>>
>
> "upgrade-non-secure", I thought.
>
>
>>
>>
>> On 7/8/15 11:12 AM, Mike West wrote:
>>
>> Ok. If no one strenuously objects by the time I wake up, I'll poke at the
>> spec with `upgrade-non-secure` in mind tomorrow.
>>
>>  -mike
>>
>>   --
>> Mike West <mkwst@google.com>, @mikewest
>>
>> Google Germany GmbH, Dienerstrasse 12, 80331 München,
>> Germany, Registergericht und -nummer: Hamburg, HRB 86891, Sitz der
>> Gesellschaft: Hamburg, Geschäftsführer: Graham Law, Christine Elizabeth
>> Flores
>> (Sorry; I'm legally required to add this exciting detail to emails. Bleh.)
>>
>> On Wed, Jul 8, 2015 at 7:53 PM, Richard Barnes <rbarnes@mozilla.com>
>> wrote:
>>
>>>
>>>
>>>  On Wed, Jul 8, 2015 at 10:48 AM, Brian Smith <brian@briansmith.org>
>>> wrote:
>>>
>>>>   On Wed, Jul 8, 2015 at 1:08 PM, Richard Barnes <rbarnes@mozilla.com>
>>>> wrote:
>>>>
>>>>>   On Wed, Jul 8, 2015 at 9:29 AM, Martin Thomson <
>>>>> martin.thomson@gmail.com> wrote:
>>>>>
>>>>>> On 8 July 2015 at 07:53, Mike West <mkwst@google.com> wrote:

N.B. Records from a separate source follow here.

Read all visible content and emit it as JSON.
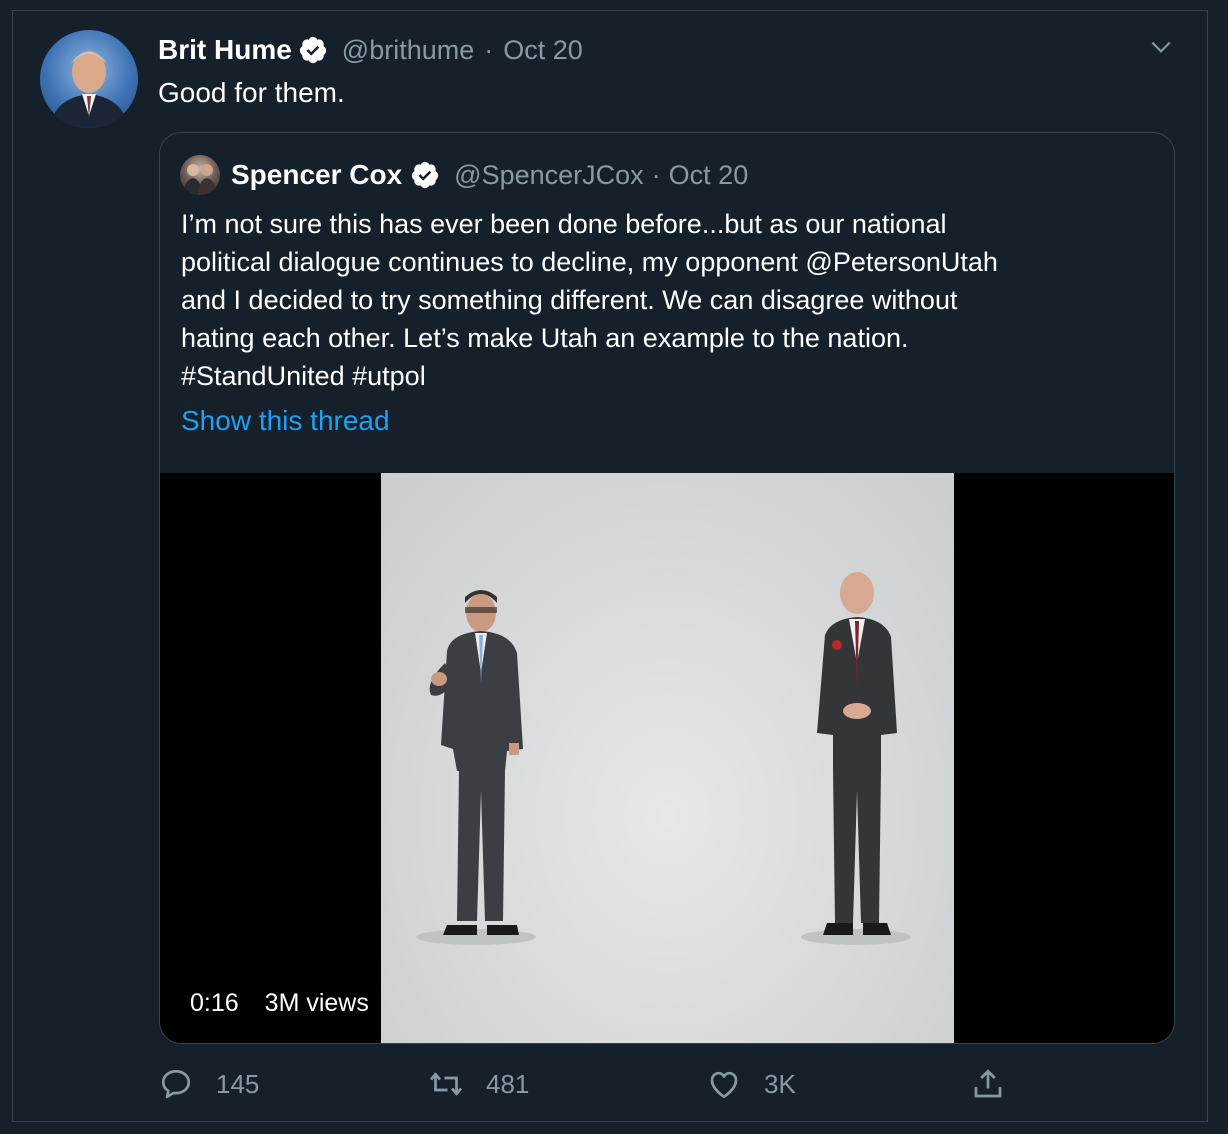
{
  "tweet": {
    "author_name": "Brit Hume",
    "author_handle": "@brithume",
    "separator": "·",
    "date": "Oct 20",
    "text": "Good for them."
  },
  "quoted_tweet": {
    "author_name": "Spencer Cox",
    "author_handle": "@SpencerJCox",
    "separator": "·",
    "date": "Oct 20",
    "text_lines": [
      "I’m not sure this has ever been done before...but as our national",
      "political dialogue continues to decline, my opponent @PetersonUtah",
      "and I decided to try something different. We can disagree without",
      "hating each other. Let’s make Utah an example to the nation.",
      "#StandUnited #utpol"
    ],
    "show_thread": "Show this thread",
    "video": {
      "duration": "0:16",
      "views": "3M views"
    }
  },
  "actions": {
    "replies": "145",
    "retweets": "481",
    "likes": "3K"
  },
  "colors": {
    "background": "#15202b",
    "border": "#38444d",
    "secondary_text": "#8899a6",
    "link": "#1da1f2"
  },
  "icons": [
    "verified-icon",
    "chevron-down-icon",
    "reply-icon",
    "retweet-icon",
    "like-icon",
    "share-icon"
  ]
}
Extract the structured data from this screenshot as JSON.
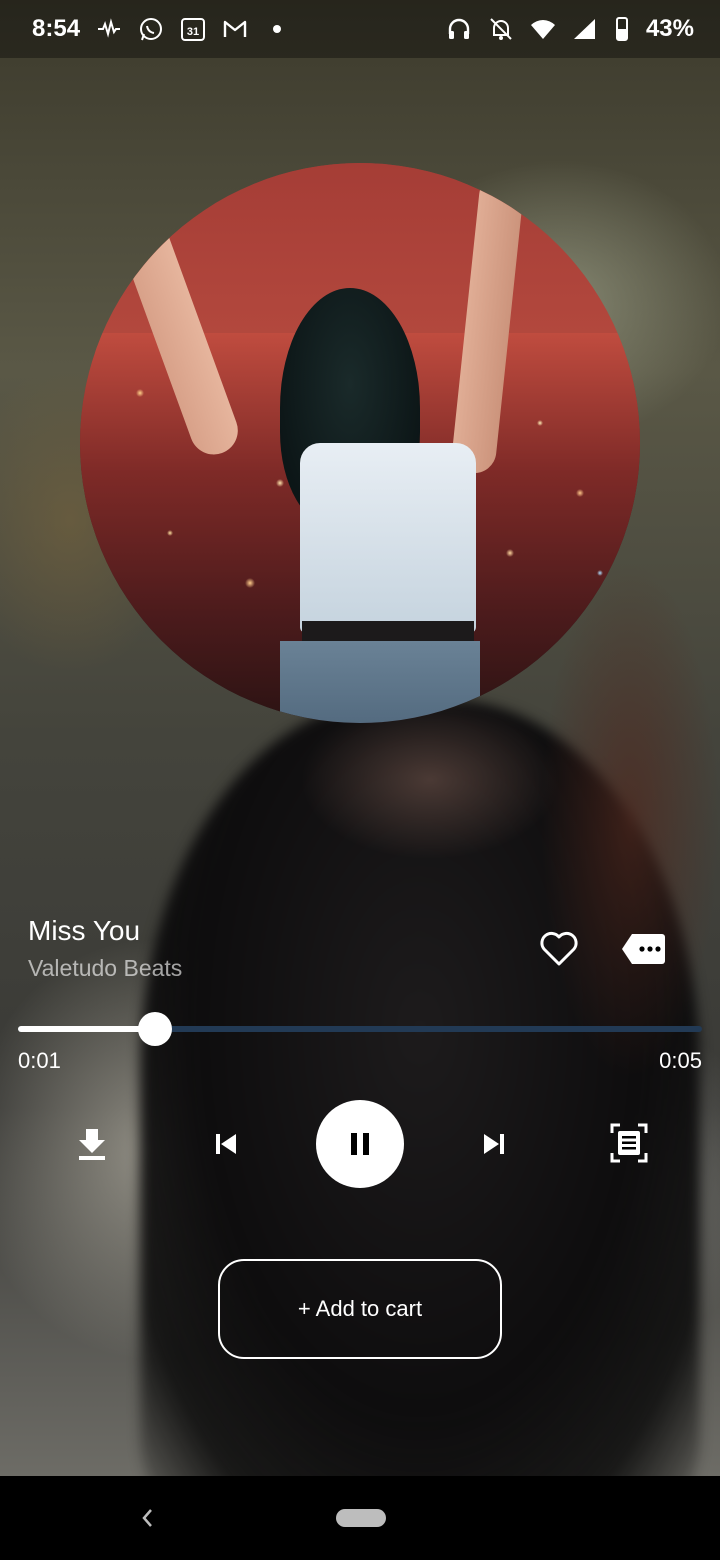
{
  "status_bar": {
    "time": "8:54",
    "left_icons": [
      "activity-icon",
      "whatsapp-icon",
      "calendar-icon",
      "gmail-icon",
      "dot-icon"
    ],
    "calendar_day": "31",
    "right_icons": [
      "headphones-icon",
      "bell-off-icon",
      "wifi-icon",
      "signal-icon",
      "battery-icon"
    ],
    "battery_percent": "43%"
  },
  "player": {
    "track_title": "Miss You",
    "artist": "Valetudo Beats",
    "elapsed": "0:01",
    "duration": "0:05",
    "progress_fraction": 0.2,
    "state": "playing"
  },
  "controls": {
    "download_icon": "download-icon",
    "prev_icon": "skip-previous-icon",
    "play_pause_icon": "pause-icon",
    "next_icon": "skip-next-icon",
    "lyrics_icon": "lyrics-icon",
    "like_icon": "heart-outline-icon",
    "comment_icon": "comment-icon"
  },
  "cart": {
    "label": "+ Add to cart"
  },
  "nav": {
    "back_icon": "back-chevron-icon",
    "home_icon": "home-pill-icon"
  },
  "colors": {
    "progress_track": "#223a55",
    "progress_fill": "#ffffff",
    "accent": "#ffffff"
  }
}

>>>>>> > `upgrade-insecure-requests: 1`, going once, going twice...
>>>>>>
>>>>>>
>>>>>> OK, I'll bite.  -requests seems unnecessarily verbose.  I mean, yes,
>>>>>> we do want to be precise and clear, but `upgrade-insecure` seems
>>>>>> enough; though only if you also change the CSP directive name I
>>>>>> suppose.
>>>>>>
>>>>>
>>>>>   Please, let's just have the header name match the directive name.
>>>>>
>>>>
>>>>   I agree it is better to have it match the directive name. However, I
>>>> also think it would be fine to rename the CSP directive to
>>>> "upgrade-insecure" or (better) "upgrade-non-secure".
>>>>
>>>>  Consider the case of ws:// to wss:// upgrade. No "requests" are
>>>> involved. Also, for HTTP -> HTTPS, the mechanism also indirectly upgrades
>>>> the responses. So "-requests" seems not so good irrespective of the HTTP
>>>> header field naming issue.
>>>>
>>>
>>>   WFM
>>>
>>>
>>>>
>>>>  Cheers,
>>>> Brian
>>>>
>>>
>>>
>>
>>
>
Received on Thursday, 9 July 2015 04:44:41 UTC

This archive was generated by hypermail 2.3.1 : Monday, 23 October 2017 14:54:13 UTC